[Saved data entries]
########################################
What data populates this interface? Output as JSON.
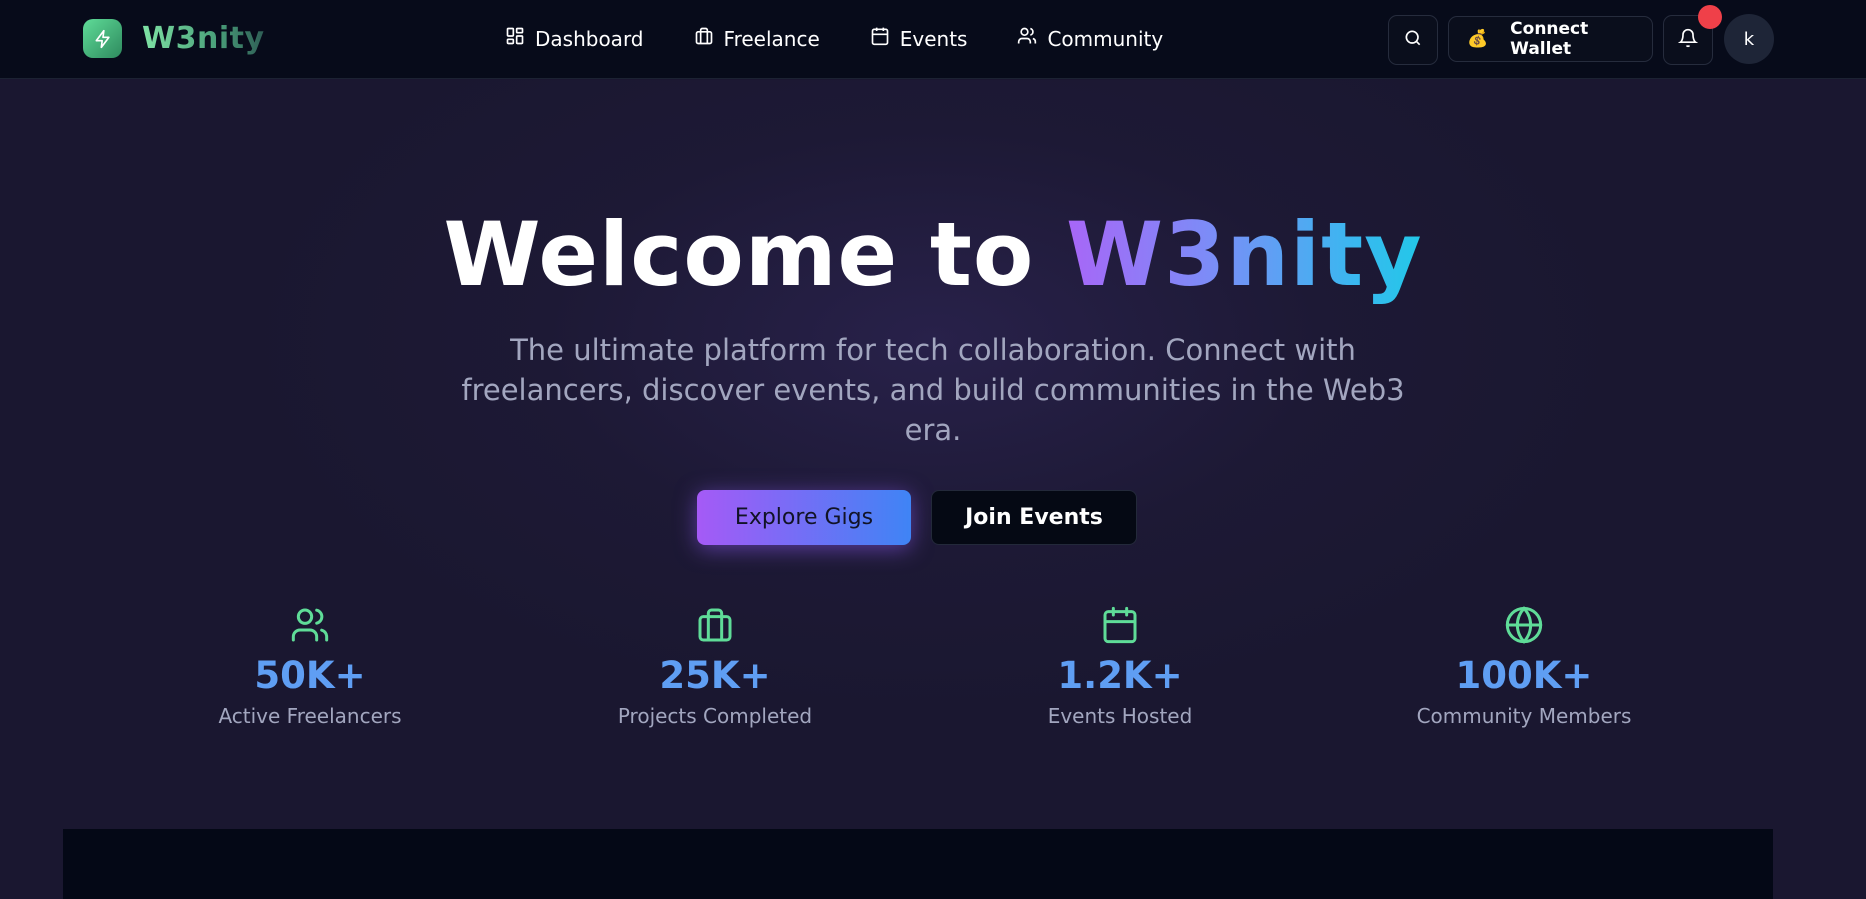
{
  "brand": {
    "name": "W3nity"
  },
  "nav": {
    "items": [
      {
        "label": "Dashboard",
        "icon": "dashboard-icon"
      },
      {
        "label": "Freelance",
        "icon": "briefcase-icon"
      },
      {
        "label": "Events",
        "icon": "calendar-icon"
      },
      {
        "label": "Community",
        "icon": "users-icon"
      }
    ]
  },
  "header": {
    "wallet_label": "Connect Wallet",
    "wallet_emoji": "💰",
    "avatar_initial": "k"
  },
  "hero": {
    "title_prefix": "Welcome to",
    "title_brand": "W3nity",
    "subtitle": "The ultimate platform for tech collaboration. Connect with freelancers, discover events, and build communities in the Web3 era.",
    "primary_cta": "Explore Gigs",
    "secondary_cta": "Join Events"
  },
  "stats": [
    {
      "value": "50K+",
      "label": "Active Freelancers",
      "icon": "users-icon"
    },
    {
      "value": "25K+",
      "label": "Projects Completed",
      "icon": "briefcase-icon"
    },
    {
      "value": "1.2K+",
      "label": "Events Hosted",
      "icon": "calendar-icon"
    },
    {
      "value": "100K+",
      "label": "Community Members",
      "icon": "globe-icon"
    }
  ],
  "colors": {
    "accent_green": "#5fdc98",
    "stat_blue": "#5f9ef3",
    "gradient_purple": "#a55af6",
    "gradient_blue": "#3f84f5",
    "notification_red": "#ef4049"
  }
}
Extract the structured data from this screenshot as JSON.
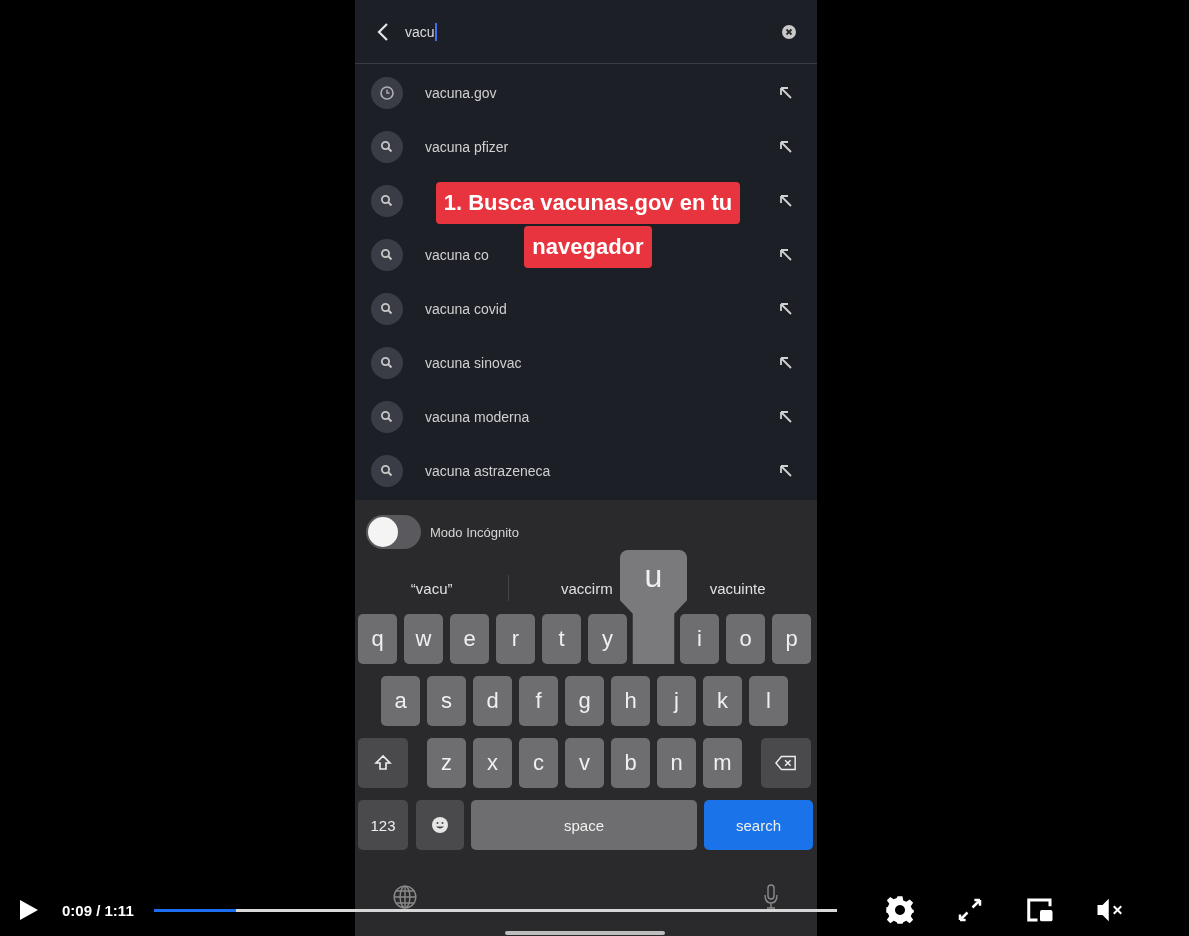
{
  "search_bar": {
    "value": "vacu"
  },
  "suggestions": [
    {
      "kind": "history",
      "text": "vacuna.gov"
    },
    {
      "kind": "search",
      "text": "vacuna pfizer"
    },
    {
      "kind": "search"
    },
    {
      "kind": "search",
      "text": "vacuna co"
    },
    {
      "kind": "search",
      "text": "vacuna covid"
    },
    {
      "kind": "search",
      "text": "vacuna sinovac"
    },
    {
      "kind": "search",
      "text": "vacuna moderna"
    },
    {
      "kind": "search",
      "text": "vacuna astrazeneca"
    }
  ],
  "caption": [
    "1. Busca vacunas.gov en tu",
    "navegador"
  ],
  "incognito": {
    "label": "Modo Incógnito",
    "on": false
  },
  "word_suggestions": [
    "“vacu”",
    "vaccirm",
    "vacuinte"
  ],
  "keyboard": [
    [
      {
        "kind": "letter",
        "label": "q"
      },
      {
        "kind": "letter",
        "label": "w"
      },
      {
        "kind": "letter",
        "label": "e"
      },
      {
        "kind": "letter",
        "label": "r"
      },
      {
        "kind": "letter",
        "label": "t"
      },
      {
        "kind": "letter",
        "label": "y"
      },
      {
        "kind": "letter",
        "label": "u",
        "pressed": true
      },
      {
        "kind": "letter",
        "label": "i"
      },
      {
        "kind": "letter",
        "label": "o"
      },
      {
        "kind": "letter",
        "label": "p"
      }
    ],
    [
      {
        "kind": "letter",
        "label": "a"
      },
      {
        "kind": "letter",
        "label": "s"
      },
      {
        "kind": "letter",
        "label": "d"
      },
      {
        "kind": "letter",
        "label": "f"
      },
      {
        "kind": "letter",
        "label": "g"
      },
      {
        "kind": "letter",
        "label": "h"
      },
      {
        "kind": "letter",
        "label": "j"
      },
      {
        "kind": "letter",
        "label": "k"
      },
      {
        "kind": "letter",
        "label": "l"
      }
    ],
    [
      {
        "kind": "shift"
      },
      {
        "kind": "letter",
        "label": "z"
      },
      {
        "kind": "letter",
        "label": "x"
      },
      {
        "kind": "letter",
        "label": "c"
      },
      {
        "kind": "letter",
        "label": "v"
      },
      {
        "kind": "letter",
        "label": "b"
      },
      {
        "kind": "letter",
        "label": "n"
      },
      {
        "kind": "letter",
        "label": "m"
      },
      {
        "kind": "delete"
      }
    ],
    [
      {
        "kind": "numbers",
        "label": "123"
      },
      {
        "kind": "emoji"
      },
      {
        "kind": "space",
        "label": "space"
      },
      {
        "kind": "search",
        "label": "search"
      }
    ]
  ],
  "player": {
    "time": "0:09 / 1:11",
    "level": 0.12
  }
}
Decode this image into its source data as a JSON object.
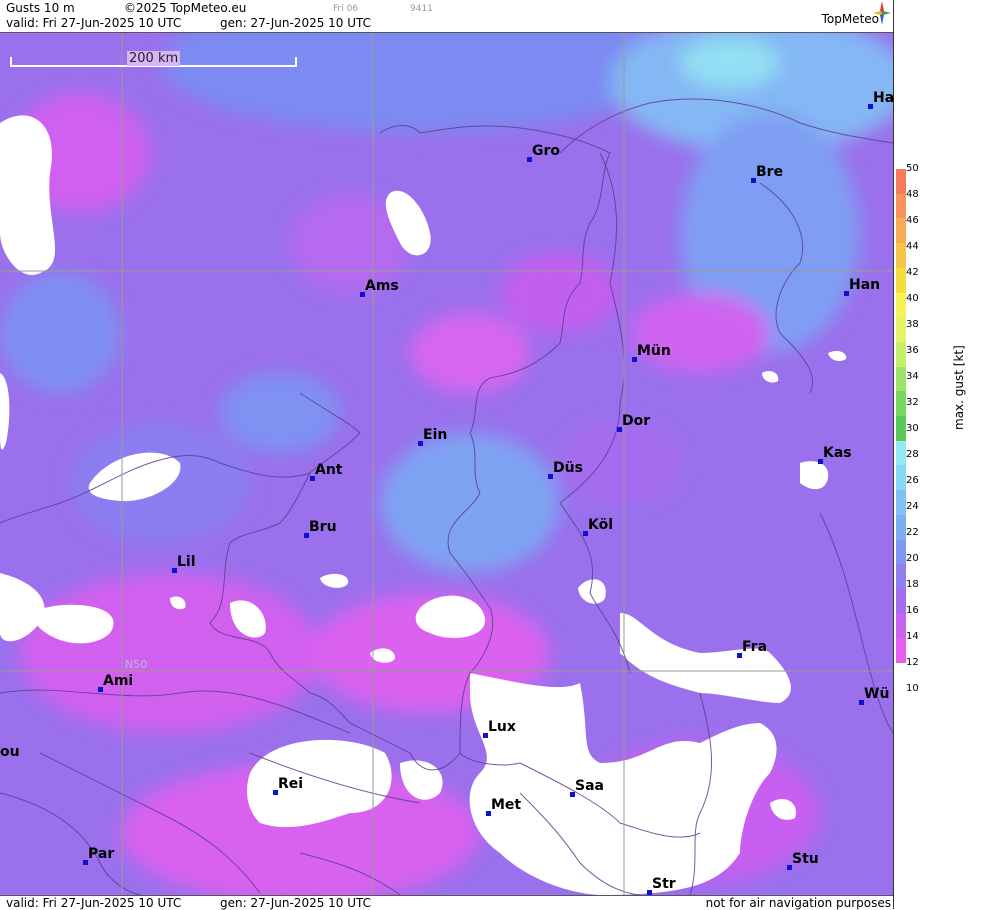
{
  "header": {
    "title": "Gusts 10 m",
    "copyright": "©2025 TopMeteo.eu",
    "valid": "valid:  Fri  27-Jun-2025  10 UTC",
    "gen": "gen: 27-Jun-2025 10 UTC",
    "small_a": "Fri 06",
    "small_b": "9411",
    "brand": "TopMeteo"
  },
  "map": {
    "scale_label": "200 km",
    "lat_label": "N50",
    "cities": [
      {
        "label": "Gro"
      },
      {
        "label": "Bre"
      },
      {
        "label": "Ha"
      },
      {
        "label": "Ams"
      },
      {
        "label": "Han"
      },
      {
        "label": "Mün"
      },
      {
        "label": "Ein"
      },
      {
        "label": "Dor"
      },
      {
        "label": "Ant"
      },
      {
        "label": "Düs"
      },
      {
        "label": "Kas"
      },
      {
        "label": "Bru"
      },
      {
        "label": "Köl"
      },
      {
        "label": "Lil"
      },
      {
        "label": "Fra"
      },
      {
        "label": "Ami"
      },
      {
        "label": "Wü"
      },
      {
        "label": "Lux"
      },
      {
        "label": "ou"
      },
      {
        "label": "Rei"
      },
      {
        "label": "Saa"
      },
      {
        "label": "Met"
      },
      {
        "label": "Par"
      },
      {
        "label": "Stu"
      },
      {
        "label": "Str"
      }
    ]
  },
  "footer": {
    "valid": "valid:  Fri  27-Jun-2025  10 UTC",
    "gen": "gen: 27-Jun-2025 10 UTC",
    "note": "not for air navigation purposes"
  },
  "legend": {
    "title": "max. gust [kt]",
    "ticks": [
      "50",
      "48",
      "46",
      "44",
      "42",
      "40",
      "38",
      "36",
      "34",
      "32",
      "30",
      "28",
      "26",
      "24",
      "22",
      "20",
      "18",
      "16",
      "14",
      "12",
      "10"
    ],
    "colors": [
      "#f77a5a",
      "#f9935a",
      "#f8ab55",
      "#f6c44a",
      "#f3dd3e",
      "#f5f25a",
      "#e6f36a",
      "#c5ee6a",
      "#9fe46a",
      "#76d85f",
      "#58c95a",
      "#95e9f2",
      "#84d8f2",
      "#80c3f3",
      "#7fadf3",
      "#7f96f2",
      "#8f7ff0",
      "#a46cf1",
      "#c963ef",
      "#e45ff0"
    ]
  }
}
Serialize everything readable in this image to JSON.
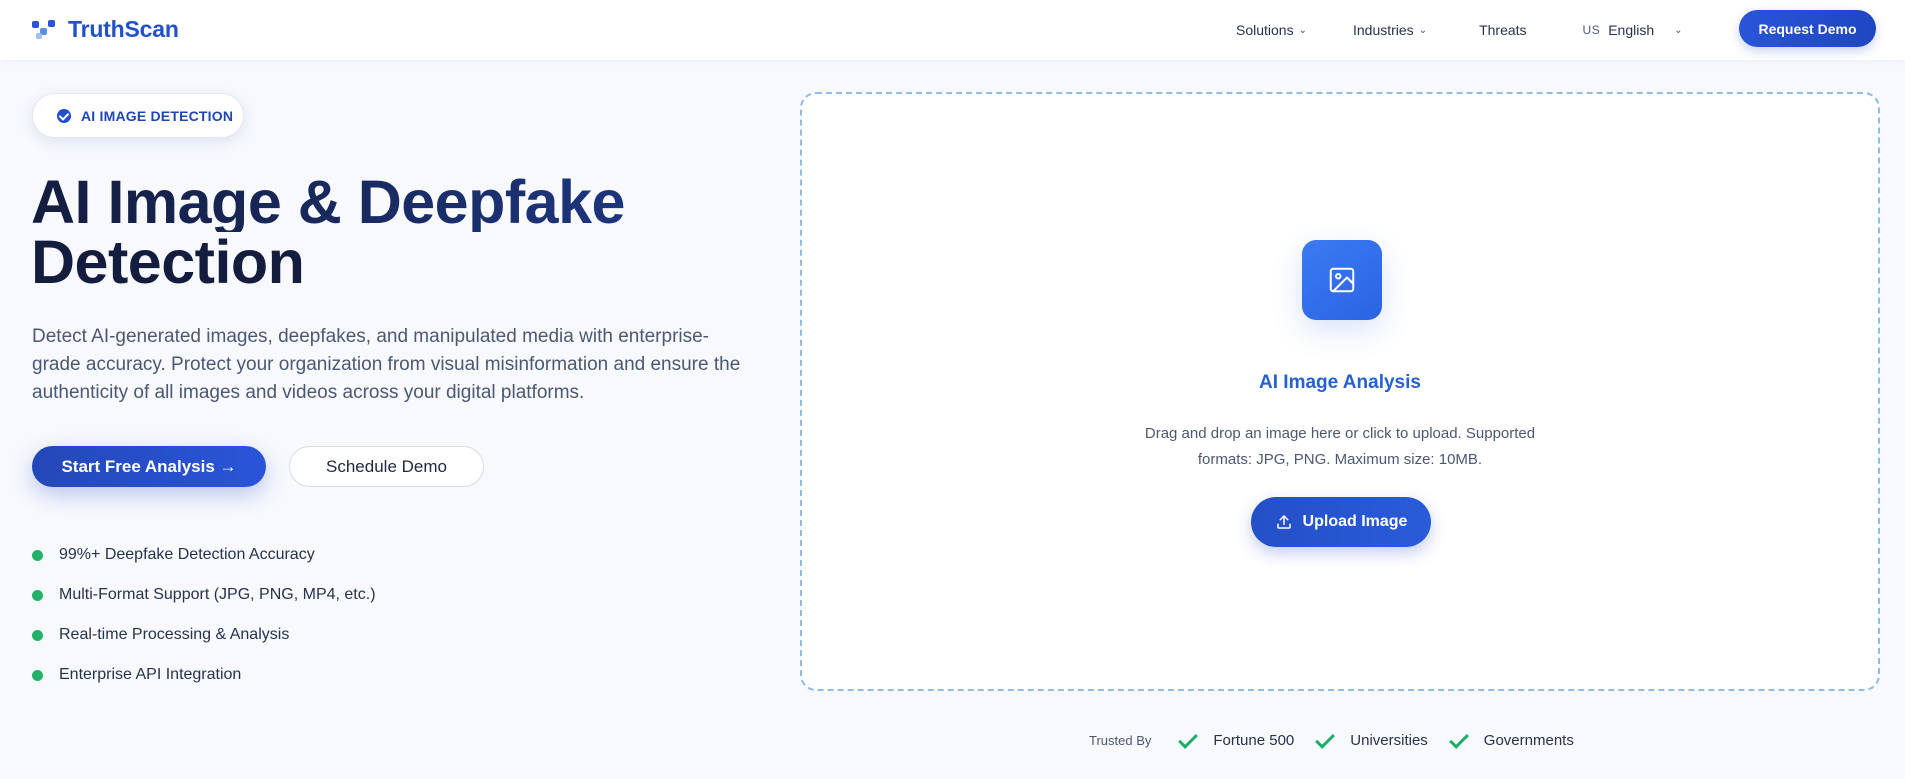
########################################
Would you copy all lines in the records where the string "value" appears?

      "value": "50K+",
      "value": "25K+",
      "value": "1.2K+",
      "value": "100K+",
    "value": "vacu"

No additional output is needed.